How to complete this task:
Copy out the listing exactly.

Supplied information:
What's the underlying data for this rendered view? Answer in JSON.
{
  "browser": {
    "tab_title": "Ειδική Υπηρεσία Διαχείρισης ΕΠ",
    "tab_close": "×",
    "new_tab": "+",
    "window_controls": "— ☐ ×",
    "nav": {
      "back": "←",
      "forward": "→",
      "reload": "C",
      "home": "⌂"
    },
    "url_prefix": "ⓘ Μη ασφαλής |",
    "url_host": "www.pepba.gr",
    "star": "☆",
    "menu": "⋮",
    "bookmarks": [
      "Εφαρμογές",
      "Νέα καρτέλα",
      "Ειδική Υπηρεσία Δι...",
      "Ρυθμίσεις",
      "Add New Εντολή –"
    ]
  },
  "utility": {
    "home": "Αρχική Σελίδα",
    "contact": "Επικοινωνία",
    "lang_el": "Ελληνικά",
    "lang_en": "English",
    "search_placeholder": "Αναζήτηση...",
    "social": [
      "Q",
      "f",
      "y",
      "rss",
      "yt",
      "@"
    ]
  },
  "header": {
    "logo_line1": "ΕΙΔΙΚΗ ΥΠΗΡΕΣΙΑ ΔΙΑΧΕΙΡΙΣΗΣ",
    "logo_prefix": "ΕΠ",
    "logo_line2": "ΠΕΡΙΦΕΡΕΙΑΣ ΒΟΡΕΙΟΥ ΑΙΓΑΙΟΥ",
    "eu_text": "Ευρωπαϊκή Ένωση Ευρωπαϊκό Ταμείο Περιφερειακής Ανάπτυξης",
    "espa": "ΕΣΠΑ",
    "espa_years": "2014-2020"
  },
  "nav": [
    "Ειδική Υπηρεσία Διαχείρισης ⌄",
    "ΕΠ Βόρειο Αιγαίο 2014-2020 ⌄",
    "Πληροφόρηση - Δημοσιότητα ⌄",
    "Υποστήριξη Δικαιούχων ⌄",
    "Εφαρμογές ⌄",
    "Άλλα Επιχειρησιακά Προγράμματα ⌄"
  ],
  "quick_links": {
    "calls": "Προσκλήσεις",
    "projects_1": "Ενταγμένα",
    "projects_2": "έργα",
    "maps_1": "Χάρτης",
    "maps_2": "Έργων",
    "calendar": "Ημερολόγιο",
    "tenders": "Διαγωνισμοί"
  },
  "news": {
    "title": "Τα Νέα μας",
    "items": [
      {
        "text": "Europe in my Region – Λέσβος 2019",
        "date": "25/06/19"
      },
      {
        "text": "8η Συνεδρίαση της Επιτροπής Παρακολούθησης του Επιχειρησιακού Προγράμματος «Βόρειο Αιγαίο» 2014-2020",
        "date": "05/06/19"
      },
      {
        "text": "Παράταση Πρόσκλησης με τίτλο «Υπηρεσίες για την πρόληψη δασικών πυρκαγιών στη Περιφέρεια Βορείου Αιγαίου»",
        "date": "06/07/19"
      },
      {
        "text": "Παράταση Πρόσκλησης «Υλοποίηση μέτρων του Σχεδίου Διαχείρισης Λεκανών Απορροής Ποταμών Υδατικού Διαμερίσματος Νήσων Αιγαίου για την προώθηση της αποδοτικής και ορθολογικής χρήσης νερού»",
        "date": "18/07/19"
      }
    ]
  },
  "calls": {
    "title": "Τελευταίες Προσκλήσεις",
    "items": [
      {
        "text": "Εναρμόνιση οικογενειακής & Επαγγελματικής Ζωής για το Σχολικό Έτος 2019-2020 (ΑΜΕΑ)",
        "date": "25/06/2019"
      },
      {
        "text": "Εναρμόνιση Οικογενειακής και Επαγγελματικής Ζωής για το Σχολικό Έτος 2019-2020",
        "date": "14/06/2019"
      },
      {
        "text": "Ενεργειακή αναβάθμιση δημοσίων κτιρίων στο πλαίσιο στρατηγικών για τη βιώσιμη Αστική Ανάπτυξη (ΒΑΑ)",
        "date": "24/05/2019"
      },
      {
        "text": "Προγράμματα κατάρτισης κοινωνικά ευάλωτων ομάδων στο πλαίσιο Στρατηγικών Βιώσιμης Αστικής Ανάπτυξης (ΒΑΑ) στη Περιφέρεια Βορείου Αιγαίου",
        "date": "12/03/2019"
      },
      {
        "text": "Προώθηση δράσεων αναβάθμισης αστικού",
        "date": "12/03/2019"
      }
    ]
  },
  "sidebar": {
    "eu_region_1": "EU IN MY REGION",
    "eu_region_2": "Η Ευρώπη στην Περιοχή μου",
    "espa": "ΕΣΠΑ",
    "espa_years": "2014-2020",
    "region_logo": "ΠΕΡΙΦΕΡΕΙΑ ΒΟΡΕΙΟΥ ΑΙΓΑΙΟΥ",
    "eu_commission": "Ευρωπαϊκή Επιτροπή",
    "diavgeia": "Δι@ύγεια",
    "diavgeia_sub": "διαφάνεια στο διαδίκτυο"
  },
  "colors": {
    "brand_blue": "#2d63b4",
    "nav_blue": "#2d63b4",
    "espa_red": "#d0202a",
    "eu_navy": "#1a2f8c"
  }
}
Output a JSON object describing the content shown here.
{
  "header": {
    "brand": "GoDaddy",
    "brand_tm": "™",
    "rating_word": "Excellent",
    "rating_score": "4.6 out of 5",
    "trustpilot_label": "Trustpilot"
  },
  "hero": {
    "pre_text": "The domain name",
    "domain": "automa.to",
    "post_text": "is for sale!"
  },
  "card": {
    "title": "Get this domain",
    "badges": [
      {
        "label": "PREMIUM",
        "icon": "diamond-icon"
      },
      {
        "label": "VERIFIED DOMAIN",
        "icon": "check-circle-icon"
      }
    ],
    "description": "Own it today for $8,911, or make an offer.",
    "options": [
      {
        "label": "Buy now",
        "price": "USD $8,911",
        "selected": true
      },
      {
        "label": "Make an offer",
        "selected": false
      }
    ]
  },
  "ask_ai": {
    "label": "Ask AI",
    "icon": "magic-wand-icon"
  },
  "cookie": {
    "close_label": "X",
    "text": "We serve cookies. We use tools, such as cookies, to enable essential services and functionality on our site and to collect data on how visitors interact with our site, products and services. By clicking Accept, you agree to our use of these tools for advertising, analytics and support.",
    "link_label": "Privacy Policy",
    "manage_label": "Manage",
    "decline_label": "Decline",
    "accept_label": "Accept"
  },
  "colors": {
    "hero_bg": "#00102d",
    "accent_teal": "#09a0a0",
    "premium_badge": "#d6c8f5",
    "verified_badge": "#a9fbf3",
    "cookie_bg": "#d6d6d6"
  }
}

Output for this exercise:
What's the underlying data for this rendered view? Answer in JSON.
{
  "browser": {
    "tab_title": "Ειδική Υπηρεσία Διαχείρισης ΕΠ",
    "tab_close": "×",
    "new_tab": "+",
    "window_controls": "— ☐ ×",
    "nav": {
      "back": "←",
      "forward": "→",
      "reload": "C",
      "home": "⌂"
    },
    "url_prefix": "ⓘ Μη ασφαλής |",
    "url_host": "www.pepba.gr",
    "star": "☆",
    "menu": "⋮",
    "bookmarks": [
      "Εφαρμογές",
      "Νέα καρτέλα",
      "Ειδική Υπηρεσία Δι...",
      "Ρυθμίσεις",
      "Add New Εντολή –"
    ]
  },
  "utility": {
    "home": "Αρχική Σελίδα",
    "contact": "Επικοινωνία",
    "lang_el": "Ελληνικά",
    "lang_en": "English",
    "search_placeholder": "Αναζήτηση...",
    "social": [
      "Q",
      "f",
      "y",
      "rss",
      "yt",
      "@"
    ]
  },
  "header": {
    "logo_line1": "ΕΙΔΙΚΗ ΥΠΗΡΕΣΙΑ ΔΙΑΧΕΙΡΙΣΗΣ",
    "logo_prefix": "ΕΠ",
    "logo_line2": "ΠΕΡΙΦΕΡΕΙΑΣ ΒΟΡΕΙΟΥ ΑΙΓΑΙΟΥ",
    "eu_text": "Ευρωπαϊκή Ένωση Ευρωπαϊκό Ταμείο Περιφερειακής Ανάπτυξης",
    "espa": "ΕΣΠΑ",
    "espa_years": "2014-2020"
  },
  "nav": [
    "Ειδική Υπηρεσία Διαχείρισης ⌄",
    "ΕΠ Βόρειο Αιγαίο 2014-2020 ⌄",
    "Πληροφόρηση - Δημοσιότητα ⌄",
    "Υποστήριξη Δικαιούχων ⌄",
    "Εφαρμογές ⌄",
    "Άλλα Επιχειρησιακά Προγράμματα ⌄"
  ],
  "quick_links": {
    "calls": "Προσκλήσεις",
    "projects_1": "Ενταγμένα",
    "projects_2": "έργα",
    "maps_1": "Χάρτης",
    "maps_2": "Έργων",
    "calendar": "Ημερολόγιο",
    "tenders": "Διαγωνισμοί"
  },
  "news": {
    "title": "Τα Νέα μας",
    "items": [
      {
        "text": "Europe in my Region – Λέσβος 2019",
        "date": "25/06/19"
      },
      {
        "text": "8η Συνεδρίαση της Επιτροπής Παρακολούθησης του Επιχειρησιακού Προγράμματος «Βόρειο Αιγαίο» 2014-2020",
        "date": "05/06/19"
      },
      {
        "text": "Παράταση Πρόσκλησης με τίτλο «Υπηρεσίες για την πρόληψη δασικών πυρκαγιών στη Περιφέρεια Βορείου Αιγαίου»",
        "date": "06/07/19"
      },
      {
        "text": "Παράταση Πρόσκλησης «Υλοποίηση μέτρων του Σχεδίου Διαχείρισης Λεκανών Απορροής Ποταμών Υδατικού Διαμερίσματος Νήσων Αιγαίου για την προώθηση της αποδοτικής και ορθολογικής χρήσης νερού»",
        "date": "18/07/19"
      }
    ]
  },
  "calls": {
    "title": "Τελευταίες Προσκλήσεις",
    "items": [
      {
        "text": "Εναρμόνιση οικογενειακής & Επαγγελματικής Ζωής για το Σχολικό Έτος 2019-2020 (ΑΜΕΑ)",
        "date": "25/06/2019"
      },
      {
        "text": "Εναρμόνιση Οικογενειακής και Επαγγελματικής Ζωής για το Σχολικό Έτος 2019-2020",
        "date": "14/06/2019"
      },
      {
        "text": "Ενεργειακή αναβάθμιση δημοσίων κτιρίων στο πλαίσιο στρατηγικών για τη βιώσιμη Αστική Ανάπτυξη (ΒΑΑ)",
        "date": "24/05/2019"
      },
      {
        "text": "Προγράμματα κατάρτισης κοινωνικά ευάλωτων ομάδων στο πλαίσιο Στρατηγικών Βιώσιμης Αστικής Ανάπτυξης (ΒΑΑ) στη Περιφέρεια Βορείου Αιγαίου",
        "date": "12/03/2019"
      },
      {
        "text": "Προώθηση δράσεων αναβάθμισης αστικού",
        "date": "12/03/2019"
      }
    ]
  },
  "sidebar": {
    "eu_region_1": "EU IN MY REGION",
    "eu_region_2": "Η Ευρώπη στην Περιοχή μου",
    "espa": "ΕΣΠΑ",
    "espa_years": "2014-2020",
    "region_logo": "ΠΕΡΙΦΕΡΕΙΑ ΒΟΡΕΙΟΥ ΑΙΓΑΙΟΥ",
    "eu_commission": "Ευρωπαϊκή Επιτροπή",
    "diavgeia": "Δι@ύγεια",
    "diavgeia_sub": "διαφάνεια στο διαδίκτυο"
  },
  "colors": {
    "brand_blue": "#2d63b4",
    "nav_blue": "#2d63b4",
    "espa_red": "#d0202a",
    "eu_navy": "#1a2f8c"
  }
}
Output a JSON object describing the content shown here.
{
  "header": {
    "brand": "GoDaddy",
    "brand_tm": "™",
    "rating_word": "Excellent",
    "rating_score": "4.6 out of 5",
    "trustpilot_label": "Trustpilot"
  },
  "hero": {
    "pre_text": "The domain name",
    "domain": "automa.to",
    "post_text": "is for sale!"
  },
  "card": {
    "title": "Get this domain",
    "badges": [
      {
        "label": "PREMIUM",
        "icon": "diamond-icon"
      },
      {
        "label": "VERIFIED DOMAIN",
        "icon": "check-circle-icon"
      }
    ],
    "description": "Own it today for $8,911, or make an offer.",
    "options": [
      {
        "label": "Buy now",
        "price": "USD $8,911",
        "selected": true
      },
      {
        "label": "Make an offer",
        "selected": false
      }
    ]
  },
  "ask_ai": {
    "label": "Ask AI",
    "icon": "magic-wand-icon"
  },
  "cookie": {
    "close_label": "X",
    "text": "We serve cookies. We use tools, such as cookies, to enable essential services and functionality on our site and to collect data on how visitors interact with our site, products and services. By clicking Accept, you agree to our use of these tools for advertising, analytics and support.",
    "link_label": "Privacy Policy",
    "manage_label": "Manage",
    "decline_label": "Decline",
    "accept_label": "Accept"
  },
  "colors": {
    "hero_bg": "#00102d",
    "accent_teal": "#09a0a0",
    "premium_badge": "#d6c8f5",
    "verified_badge": "#a9fbf3",
    "cookie_bg": "#d6d6d6"
  }
}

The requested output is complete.